> _Dataset rows describing interfaces_:
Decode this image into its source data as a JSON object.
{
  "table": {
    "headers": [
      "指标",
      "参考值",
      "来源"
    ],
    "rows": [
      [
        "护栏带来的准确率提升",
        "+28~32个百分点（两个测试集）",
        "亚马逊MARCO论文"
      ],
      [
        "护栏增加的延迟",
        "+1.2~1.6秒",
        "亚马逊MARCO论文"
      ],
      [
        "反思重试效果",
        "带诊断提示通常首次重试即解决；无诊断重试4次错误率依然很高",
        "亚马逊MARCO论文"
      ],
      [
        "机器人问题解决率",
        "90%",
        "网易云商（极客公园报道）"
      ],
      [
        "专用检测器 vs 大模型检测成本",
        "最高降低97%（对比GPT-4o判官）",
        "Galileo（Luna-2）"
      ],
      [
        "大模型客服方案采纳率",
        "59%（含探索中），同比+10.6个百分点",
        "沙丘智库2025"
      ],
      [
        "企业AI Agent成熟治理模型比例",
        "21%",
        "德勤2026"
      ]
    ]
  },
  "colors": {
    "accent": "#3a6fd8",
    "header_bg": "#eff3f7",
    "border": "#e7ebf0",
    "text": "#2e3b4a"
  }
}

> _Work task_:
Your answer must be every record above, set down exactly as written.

> _Result of the exercise_:
Decode this image into its source data as a JSON object.
{
  "table": {
    "headers": [
      "指标",
      "参考值",
      "来源"
    ],
    "rows": [
      [
        "护栏带来的准确率提升",
        "+28~32个百分点（两个测试集）",
        "亚马逊MARCO论文"
      ],
      [
        "护栏增加的延迟",
        "+1.2~1.6秒",
        "亚马逊MARCO论文"
      ],
      [
        "反思重试效果",
        "带诊断提示通常首次重试即解决；无诊断重试4次错误率依然很高",
        "亚马逊MARCO论文"
      ],
      [
        "机器人问题解决率",
        "90%",
        "网易云商（极客公园报道）"
      ],
      [
        "专用检测器 vs 大模型检测成本",
        "最高降低97%（对比GPT-4o判官）",
        "Galileo（Luna-2）"
      ],
      [
        "大模型客服方案采纳率",
        "59%（含探索中），同比+10.6个百分点",
        "沙丘智库2025"
      ],
      [
        "企业AI Agent成熟治理模型比例",
        "21%",
        "德勤2026"
      ]
    ]
  },
  "colors": {
    "accent": "#3a6fd8",
    "header_bg": "#eff3f7",
    "border": "#e7ebf0",
    "text": "#2e3b4a"
  }
}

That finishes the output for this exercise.